**Exercise prompt:** Could you write out every entry exactly as it stands?
[[ Given data, beginning ]]
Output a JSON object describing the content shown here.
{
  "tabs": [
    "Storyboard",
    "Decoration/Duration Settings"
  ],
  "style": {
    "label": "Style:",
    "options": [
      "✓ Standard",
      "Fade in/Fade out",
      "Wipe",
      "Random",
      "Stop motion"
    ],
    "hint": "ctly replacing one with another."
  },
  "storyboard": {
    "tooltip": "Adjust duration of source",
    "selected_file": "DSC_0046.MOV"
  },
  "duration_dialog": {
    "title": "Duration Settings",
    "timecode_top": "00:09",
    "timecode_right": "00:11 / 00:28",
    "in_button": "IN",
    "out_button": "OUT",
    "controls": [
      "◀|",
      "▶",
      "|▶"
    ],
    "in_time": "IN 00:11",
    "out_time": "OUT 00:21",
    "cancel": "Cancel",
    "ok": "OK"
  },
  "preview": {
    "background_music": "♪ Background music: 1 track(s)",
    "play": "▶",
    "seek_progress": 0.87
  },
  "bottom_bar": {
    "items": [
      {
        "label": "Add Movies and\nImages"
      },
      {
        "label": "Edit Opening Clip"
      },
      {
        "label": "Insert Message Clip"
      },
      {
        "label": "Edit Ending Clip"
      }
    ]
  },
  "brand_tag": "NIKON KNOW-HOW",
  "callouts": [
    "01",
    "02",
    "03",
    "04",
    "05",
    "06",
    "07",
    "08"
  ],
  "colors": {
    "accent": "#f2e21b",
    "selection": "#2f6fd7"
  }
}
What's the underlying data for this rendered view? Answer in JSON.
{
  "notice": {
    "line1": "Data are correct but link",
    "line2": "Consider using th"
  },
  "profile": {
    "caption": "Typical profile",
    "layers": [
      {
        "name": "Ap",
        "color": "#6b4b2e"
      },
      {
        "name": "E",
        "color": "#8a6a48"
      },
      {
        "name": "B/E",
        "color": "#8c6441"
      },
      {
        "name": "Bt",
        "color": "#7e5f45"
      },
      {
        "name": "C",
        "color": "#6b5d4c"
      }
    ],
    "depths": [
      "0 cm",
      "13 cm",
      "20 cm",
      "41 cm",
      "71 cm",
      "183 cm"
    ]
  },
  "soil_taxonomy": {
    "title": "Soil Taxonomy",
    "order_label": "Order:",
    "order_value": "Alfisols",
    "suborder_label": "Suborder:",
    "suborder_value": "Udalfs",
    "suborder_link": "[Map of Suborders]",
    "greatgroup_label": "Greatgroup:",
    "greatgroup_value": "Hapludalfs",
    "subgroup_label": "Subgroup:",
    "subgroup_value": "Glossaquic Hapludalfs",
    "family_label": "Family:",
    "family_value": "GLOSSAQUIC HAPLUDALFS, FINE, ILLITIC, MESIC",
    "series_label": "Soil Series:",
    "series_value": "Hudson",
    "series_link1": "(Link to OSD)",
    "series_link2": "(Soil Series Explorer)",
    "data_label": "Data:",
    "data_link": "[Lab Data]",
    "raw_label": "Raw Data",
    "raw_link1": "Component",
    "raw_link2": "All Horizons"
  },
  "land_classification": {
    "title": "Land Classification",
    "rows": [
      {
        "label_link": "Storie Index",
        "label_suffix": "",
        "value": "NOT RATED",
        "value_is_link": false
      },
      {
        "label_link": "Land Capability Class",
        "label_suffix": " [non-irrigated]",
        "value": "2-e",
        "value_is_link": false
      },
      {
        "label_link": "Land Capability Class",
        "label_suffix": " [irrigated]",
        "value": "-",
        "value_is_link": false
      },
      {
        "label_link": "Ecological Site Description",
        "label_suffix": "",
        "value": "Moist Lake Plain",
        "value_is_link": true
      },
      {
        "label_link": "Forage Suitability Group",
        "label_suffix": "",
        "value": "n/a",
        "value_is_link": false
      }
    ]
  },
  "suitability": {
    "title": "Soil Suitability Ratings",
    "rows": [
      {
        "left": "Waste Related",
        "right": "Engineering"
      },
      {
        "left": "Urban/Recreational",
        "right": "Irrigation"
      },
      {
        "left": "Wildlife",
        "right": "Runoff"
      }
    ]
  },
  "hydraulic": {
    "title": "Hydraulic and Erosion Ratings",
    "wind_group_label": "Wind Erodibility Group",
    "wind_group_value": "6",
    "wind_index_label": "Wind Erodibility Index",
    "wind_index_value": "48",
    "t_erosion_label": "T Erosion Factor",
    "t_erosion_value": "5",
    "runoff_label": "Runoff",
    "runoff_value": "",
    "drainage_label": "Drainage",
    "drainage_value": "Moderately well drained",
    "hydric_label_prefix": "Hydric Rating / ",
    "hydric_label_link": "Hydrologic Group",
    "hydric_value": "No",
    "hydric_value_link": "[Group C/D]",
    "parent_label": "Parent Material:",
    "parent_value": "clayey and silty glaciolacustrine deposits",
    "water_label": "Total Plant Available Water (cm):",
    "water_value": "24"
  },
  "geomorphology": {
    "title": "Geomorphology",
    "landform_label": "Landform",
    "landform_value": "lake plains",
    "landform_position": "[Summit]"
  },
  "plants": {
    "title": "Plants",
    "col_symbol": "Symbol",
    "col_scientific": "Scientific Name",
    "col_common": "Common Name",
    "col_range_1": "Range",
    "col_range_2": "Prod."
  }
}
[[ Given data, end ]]
**Finished exercise:**
Output a JSON object describing the content shown here.
{
  "tabs": [
    "Storyboard",
    "Decoration/Duration Settings"
  ],
  "style": {
    "label": "Style:",
    "options": [
      "✓ Standard",
      "Fade in/Fade out",
      "Wipe",
      "Random",
      "Stop motion"
    ],
    "hint": "ctly replacing one with another."
  },
  "storyboard": {
    "tooltip": "Adjust duration of source",
    "selected_file": "DSC_0046.MOV"
  },
  "duration_dialog": {
    "title": "Duration Settings",
    "timecode_top": "00:09",
    "timecode_right": "00:11 / 00:28",
    "in_button": "IN",
    "out_button": "OUT",
    "controls": [
      "◀|",
      "▶",
      "|▶"
    ],
    "in_time": "IN 00:11",
    "out_time": "OUT 00:21",
    "cancel": "Cancel",
    "ok": "OK"
  },
  "preview": {
    "background_music": "♪ Background music: 1 track(s)",
    "play": "▶",
    "seek_progress": 0.87
  },
  "bottom_bar": {
    "items": [
      {
        "label": "Add Movies and\nImages"
      },
      {
        "label": "Edit Opening Clip"
      },
      {
        "label": "Insert Message Clip"
      },
      {
        "label": "Edit Ending Clip"
      }
    ]
  },
  "brand_tag": "NIKON KNOW-HOW",
  "callouts": [
    "01",
    "02",
    "03",
    "04",
    "05",
    "06",
    "07",
    "08"
  ],
  "colors": {
    "accent": "#f2e21b",
    "selection": "#2f6fd7"
  }
}
What's the underlying data for this rendered view? Answer in JSON.
{
  "notice": {
    "line1": "Data are correct but link",
    "line2": "Consider using th"
  },
  "profile": {
    "caption": "Typical profile",
    "layers": [
      {
        "name": "Ap",
        "color": "#6b4b2e"
      },
      {
        "name": "E",
        "color": "#8a6a48"
      },
      {
        "name": "B/E",
        "color": "#8c6441"
      },
      {
        "name": "Bt",
        "color": "#7e5f45"
      },
      {
        "name": "C",
        "color": "#6b5d4c"
      }
    ],
    "depths": [
      "0 cm",
      "13 cm",
      "20 cm",
      "41 cm",
      "71 cm",
      "183 cm"
    ]
  },
  "soil_taxonomy": {
    "title": "Soil Taxonomy",
    "order_label": "Order:",
    "order_value": "Alfisols",
    "suborder_label": "Suborder:",
    "suborder_value": "Udalfs",
    "suborder_link": "[Map of Suborders]",
    "greatgroup_label": "Greatgroup:",
    "greatgroup_value": "Hapludalfs",
    "subgroup_label": "Subgroup:",
    "subgroup_value": "Glossaquic Hapludalfs",
    "family_label": "Family:",
    "family_value": "GLOSSAQUIC HAPLUDALFS, FINE, ILLITIC, MESIC",
    "series_label": "Soil Series:",
    "series_value": "Hudson",
    "series_link1": "(Link to OSD)",
    "series_link2": "(Soil Series Explorer)",
    "data_label": "Data:",
    "data_link": "[Lab Data]",
    "raw_label": "Raw Data",
    "raw_link1": "Component",
    "raw_link2": "All Horizons"
  },
  "land_classification": {
    "title": "Land Classification",
    "rows": [
      {
        "label_link": "Storie Index",
        "label_suffix": "",
        "value": "NOT RATED",
        "value_is_link": false
      },
      {
        "label_link": "Land Capability Class",
        "label_suffix": " [non-irrigated]",
        "value": "2-e",
        "value_is_link": false
      },
      {
        "label_link": "Land Capability Class",
        "label_suffix": " [irrigated]",
        "value": "-",
        "value_is_link": false
      },
      {
        "label_link": "Ecological Site Description",
        "label_suffix": "",
        "value": "Moist Lake Plain",
        "value_is_link": true
      },
      {
        "label_link": "Forage Suitability Group",
        "label_suffix": "",
        "value": "n/a",
        "value_is_link": false
      }
    ]
  },
  "suitability": {
    "title": "Soil Suitability Ratings",
    "rows": [
      {
        "left": "Waste Related",
        "right": "Engineering"
      },
      {
        "left": "Urban/Recreational",
        "right": "Irrigation"
      },
      {
        "left": "Wildlife",
        "right": "Runoff"
      }
    ]
  },
  "hydraulic": {
    "title": "Hydraulic and Erosion Ratings",
    "wind_group_label": "Wind Erodibility Group",
    "wind_group_value": "6",
    "wind_index_label": "Wind Erodibility Index",
    "wind_index_value": "48",
    "t_erosion_label": "T Erosion Factor",
    "t_erosion_value": "5",
    "runoff_label": "Runoff",
    "runoff_value": "",
    "drainage_label": "Drainage",
    "drainage_value": "Moderately well drained",
    "hydric_label_prefix": "Hydric Rating / ",
    "hydric_label_link": "Hydrologic Group",
    "hydric_value": "No",
    "hydric_value_link": "[Group C/D]",
    "parent_label": "Parent Material:",
    "parent_value": "clayey and silty glaciolacustrine deposits",
    "water_label": "Total Plant Available Water (cm):",
    "water_value": "24"
  },
  "geomorphology": {
    "title": "Geomorphology",
    "landform_label": "Landform",
    "landform_value": "lake plains",
    "landform_position": "[Summit]"
  },
  "plants": {
    "title": "Plants",
    "col_symbol": "Symbol",
    "col_scientific": "Scientific Name",
    "col_common": "Common Name",
    "col_range_1": "Range",
    "col_range_2": "Prod."
  }
}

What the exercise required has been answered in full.